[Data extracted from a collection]

==================================================

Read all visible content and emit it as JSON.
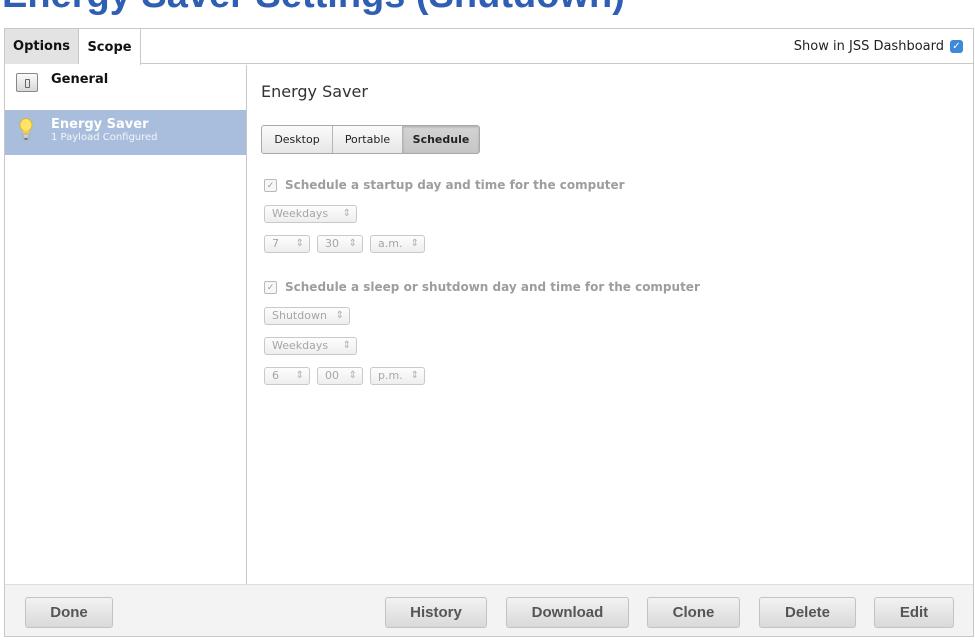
{
  "page": {
    "title": "Energy Saver Settings (Shutdown)"
  },
  "colors": {
    "accent": "#3c8ad9",
    "title": "#2f5fb3",
    "selected_row": "#a8bedc"
  },
  "tabs": {
    "options": "Options",
    "scope": "Scope"
  },
  "dashboard": {
    "label": "Show in JSS Dashboard",
    "checked": true
  },
  "sidebar": {
    "items": [
      {
        "label": "General",
        "icon": "general-switch-icon"
      },
      {
        "label": "Energy Saver",
        "sublabel": "1 Payload Configured",
        "icon": "lightbulb-icon",
        "selected": true
      }
    ]
  },
  "main": {
    "title": "Energy Saver",
    "segments": [
      "Desktop",
      "Portable",
      "Schedule"
    ],
    "active_segment": "Schedule",
    "startup": {
      "label": "Schedule a startup day and time for the computer",
      "checked": true,
      "days": "Weekdays",
      "hour": "7",
      "minute": "30",
      "ampm": "a.m."
    },
    "sleep": {
      "label": "Schedule a sleep or shutdown day and time for the computer",
      "checked": true,
      "action": "Shutdown",
      "days": "Weekdays",
      "hour": "6",
      "minute": "00",
      "ampm": "p.m."
    }
  },
  "footer": {
    "done": "Done",
    "history": "History",
    "download": "Download",
    "clone": "Clone",
    "delete": "Delete",
    "edit": "Edit"
  }
}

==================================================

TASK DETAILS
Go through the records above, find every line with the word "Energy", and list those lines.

SOLUTION TO THIS EXERCISE
    "title": "Energy Saver Settings (Shutdown)"
        "label": "Energy Saver",
    "title": "Energy Saver",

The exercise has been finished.